Input data
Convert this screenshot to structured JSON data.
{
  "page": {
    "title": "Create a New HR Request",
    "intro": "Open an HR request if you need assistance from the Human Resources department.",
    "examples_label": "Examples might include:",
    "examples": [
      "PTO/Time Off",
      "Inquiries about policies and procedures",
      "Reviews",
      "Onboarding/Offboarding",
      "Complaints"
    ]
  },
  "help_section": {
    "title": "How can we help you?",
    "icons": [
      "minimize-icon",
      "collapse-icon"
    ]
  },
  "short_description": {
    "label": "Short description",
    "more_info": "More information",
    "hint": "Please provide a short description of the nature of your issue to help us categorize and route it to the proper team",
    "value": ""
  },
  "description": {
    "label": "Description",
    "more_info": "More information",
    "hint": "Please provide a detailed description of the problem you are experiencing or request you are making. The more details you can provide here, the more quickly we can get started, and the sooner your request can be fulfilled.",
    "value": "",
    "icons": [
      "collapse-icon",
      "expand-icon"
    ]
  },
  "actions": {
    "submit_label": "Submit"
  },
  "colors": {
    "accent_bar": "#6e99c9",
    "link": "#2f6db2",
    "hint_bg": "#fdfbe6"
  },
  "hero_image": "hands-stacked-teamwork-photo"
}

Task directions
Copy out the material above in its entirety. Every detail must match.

Response to this exercise
Convert this screenshot to structured JSON data.
{
  "page": {
    "title": "Create a New HR Request",
    "intro": "Open an HR request if you need assistance from the Human Resources department.",
    "examples_label": "Examples might include:",
    "examples": [
      "PTO/Time Off",
      "Inquiries about policies and procedures",
      "Reviews",
      "Onboarding/Offboarding",
      "Complaints"
    ]
  },
  "help_section": {
    "title": "How can we help you?",
    "icons": [
      "minimize-icon",
      "collapse-icon"
    ]
  },
  "short_description": {
    "label": "Short description",
    "more_info": "More information",
    "hint": "Please provide a short description of the nature of your issue to help us categorize and route it to the proper team",
    "value": ""
  },
  "description": {
    "label": "Description",
    "more_info": "More information",
    "hint": "Please provide a detailed description of the problem you are experiencing or request you are making. The more details you can provide here, the more quickly we can get started, and the sooner your request can be fulfilled.",
    "value": "",
    "icons": [
      "collapse-icon",
      "expand-icon"
    ]
  },
  "actions": {
    "submit_label": "Submit"
  },
  "colors": {
    "accent_bar": "#6e99c9",
    "link": "#2f6db2",
    "hint_bg": "#fdfbe6"
  },
  "hero_image": "hands-stacked-teamwork-photo"
}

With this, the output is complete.